One of the top recommendations for Banff in every single guide ever is Lake Louise. It's outstanding. The valley is dramatic and the lake is classic glacier melt pale blue. It is pretty packed, and you'll probably have to park in one of the overflow car parks and get the free shuttle up to the lake. The shuttles run regularly, so this was actually quite convenient.
Lorraine is far from being the only stunning lake in Banff however. Check this one out! It was right next to the road when we pulled over for a snack break.
Our trusty steed!
The walking tracks around the parks are fantastic, and there are plenty of different options for all levels of activity.
Some of the campsites we stayed in were pretty remote, and it was fabulous.
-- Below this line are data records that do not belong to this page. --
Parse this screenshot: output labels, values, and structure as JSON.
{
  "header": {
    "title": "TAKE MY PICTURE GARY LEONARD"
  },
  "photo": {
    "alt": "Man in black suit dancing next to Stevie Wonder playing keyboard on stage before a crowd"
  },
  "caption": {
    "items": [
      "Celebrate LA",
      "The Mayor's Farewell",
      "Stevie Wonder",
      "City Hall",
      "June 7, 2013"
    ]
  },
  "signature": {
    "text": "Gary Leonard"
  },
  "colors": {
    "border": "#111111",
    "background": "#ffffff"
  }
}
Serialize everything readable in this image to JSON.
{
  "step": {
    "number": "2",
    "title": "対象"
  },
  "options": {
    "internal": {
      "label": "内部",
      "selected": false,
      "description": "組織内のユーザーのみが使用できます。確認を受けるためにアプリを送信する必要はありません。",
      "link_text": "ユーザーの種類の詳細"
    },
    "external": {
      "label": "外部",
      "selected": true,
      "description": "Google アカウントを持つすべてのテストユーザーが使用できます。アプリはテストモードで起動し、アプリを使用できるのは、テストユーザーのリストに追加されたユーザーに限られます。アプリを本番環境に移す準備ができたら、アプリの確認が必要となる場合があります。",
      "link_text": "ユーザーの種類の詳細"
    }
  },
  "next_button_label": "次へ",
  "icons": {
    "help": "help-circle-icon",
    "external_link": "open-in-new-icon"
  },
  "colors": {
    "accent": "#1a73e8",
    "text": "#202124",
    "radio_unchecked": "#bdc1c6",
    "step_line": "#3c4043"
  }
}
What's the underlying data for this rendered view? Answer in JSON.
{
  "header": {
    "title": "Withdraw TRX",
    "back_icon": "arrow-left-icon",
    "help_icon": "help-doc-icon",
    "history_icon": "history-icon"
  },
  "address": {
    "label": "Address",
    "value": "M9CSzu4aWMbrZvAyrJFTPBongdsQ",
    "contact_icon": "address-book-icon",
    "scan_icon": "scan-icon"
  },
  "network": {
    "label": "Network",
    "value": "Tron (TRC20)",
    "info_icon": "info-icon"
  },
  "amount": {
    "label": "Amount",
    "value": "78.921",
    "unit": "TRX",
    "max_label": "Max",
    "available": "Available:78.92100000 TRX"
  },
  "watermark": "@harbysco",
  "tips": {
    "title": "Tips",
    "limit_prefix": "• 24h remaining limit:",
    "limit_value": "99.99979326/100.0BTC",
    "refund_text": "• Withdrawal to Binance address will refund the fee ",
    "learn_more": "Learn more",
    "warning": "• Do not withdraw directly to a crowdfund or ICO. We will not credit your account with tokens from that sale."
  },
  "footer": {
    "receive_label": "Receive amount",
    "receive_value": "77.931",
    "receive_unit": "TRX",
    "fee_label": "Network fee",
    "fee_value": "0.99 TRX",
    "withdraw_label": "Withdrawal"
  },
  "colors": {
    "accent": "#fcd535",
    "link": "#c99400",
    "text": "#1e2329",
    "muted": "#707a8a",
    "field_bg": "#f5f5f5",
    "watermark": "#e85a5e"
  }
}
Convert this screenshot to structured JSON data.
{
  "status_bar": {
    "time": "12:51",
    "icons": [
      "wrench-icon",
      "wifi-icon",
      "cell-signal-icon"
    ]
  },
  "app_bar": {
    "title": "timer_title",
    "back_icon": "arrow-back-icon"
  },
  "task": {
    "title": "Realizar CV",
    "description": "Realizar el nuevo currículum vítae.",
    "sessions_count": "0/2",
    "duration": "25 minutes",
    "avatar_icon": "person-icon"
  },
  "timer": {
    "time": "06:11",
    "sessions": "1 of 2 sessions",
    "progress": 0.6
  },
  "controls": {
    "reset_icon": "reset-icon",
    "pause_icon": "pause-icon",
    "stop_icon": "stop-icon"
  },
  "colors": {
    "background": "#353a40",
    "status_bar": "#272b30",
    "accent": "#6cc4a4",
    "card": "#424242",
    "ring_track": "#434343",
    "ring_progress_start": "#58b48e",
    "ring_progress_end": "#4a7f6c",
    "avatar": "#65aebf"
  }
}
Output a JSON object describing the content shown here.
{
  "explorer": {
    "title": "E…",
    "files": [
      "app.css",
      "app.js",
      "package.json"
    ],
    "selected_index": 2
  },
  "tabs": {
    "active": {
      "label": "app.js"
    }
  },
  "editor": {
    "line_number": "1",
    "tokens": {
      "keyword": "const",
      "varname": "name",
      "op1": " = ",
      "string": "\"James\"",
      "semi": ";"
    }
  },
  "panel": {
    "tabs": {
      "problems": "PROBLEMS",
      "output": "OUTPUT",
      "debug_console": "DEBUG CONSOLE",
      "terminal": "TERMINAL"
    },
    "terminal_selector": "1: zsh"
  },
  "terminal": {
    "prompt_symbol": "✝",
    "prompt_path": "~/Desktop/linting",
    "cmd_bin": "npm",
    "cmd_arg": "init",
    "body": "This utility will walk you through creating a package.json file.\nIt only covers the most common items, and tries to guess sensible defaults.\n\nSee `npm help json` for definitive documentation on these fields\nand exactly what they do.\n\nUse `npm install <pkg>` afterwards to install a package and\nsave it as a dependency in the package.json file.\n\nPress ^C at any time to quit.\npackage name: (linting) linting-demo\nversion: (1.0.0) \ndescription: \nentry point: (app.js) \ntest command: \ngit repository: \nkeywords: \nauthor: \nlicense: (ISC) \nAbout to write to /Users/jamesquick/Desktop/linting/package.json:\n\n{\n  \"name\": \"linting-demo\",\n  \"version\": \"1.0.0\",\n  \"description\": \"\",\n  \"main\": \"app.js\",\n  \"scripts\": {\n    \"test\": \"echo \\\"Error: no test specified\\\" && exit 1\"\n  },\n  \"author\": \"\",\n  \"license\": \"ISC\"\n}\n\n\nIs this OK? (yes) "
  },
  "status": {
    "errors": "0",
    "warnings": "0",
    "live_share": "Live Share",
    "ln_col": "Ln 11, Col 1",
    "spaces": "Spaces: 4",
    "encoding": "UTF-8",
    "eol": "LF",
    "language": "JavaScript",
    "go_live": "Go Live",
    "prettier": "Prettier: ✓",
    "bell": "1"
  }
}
When camping it's so important to make sure you put all your food and things that smell like food into the bear boxes overnight.
Bears aren't the only ferocious creatures strolling around the wilds...
Aaaaand back to the multitude of stunning, crystal clear, mirror lakes.
Visibility was low for most of our time in Banff and Jasper, due to some really bad forest fires that were tearing down huge swaths of the park as we drove through. It brought me to tears more than once realising that the devastation was probably made far worse by human actions causing climate change.
On a lighter note, it made the sunrises and sunsets more interesting.
Possibly one of the more obscure sights was this lake - Jasper Lake - which seemed to be mid shin deep the whole way across. It was brilliant and I would highly recommend a visit. Set aside more time than you expect, because you'll definitely try to walk to a deep bit... and we couldn't find one.
Look at this gorgeous sock tan we built up with all our walks!
We had our little camping stoves and pots with us as well, so we cooked almost all of our meals which saved about 50% of our food bill and meant that we could eat whenever we were hungry, regardless of where we were. This flexibility was brilliant, especially because we kept underestimating times and getting to random campsites after dark.
On the topic of waterways, RIVERS. Great for looking at, great for cooling beers in, and magnificent spots for a lunch of leftovers from the night before stored in my trusty tiffin!
Hazy sunrises from the fires...
More stunningly glorious lakes.
After days of calm, breathing deeply and being so in awe of the beauty that this world is capable of we abruptly emerged into the human strewn outside world, and then Vancouver.
It's a pretty funky little place, with groovy street art and fascinating shops.
Thanks for sticking with me all the way to the end :)
As you can probably tell - I was absolutely in awe of how stunningly beautiful Canada is, and I loved how warm and welcoming all the folks we stayed with were.
Canada - keep being phenomenal. I will certainly be back for more!
Thanks so much for reading my blog. I hope that you enjoyed it!
See you somewhere!
P.S. My cousin who we stayed with in Edmonton has a hedgehog! Look how cute it is!!! I am so in love!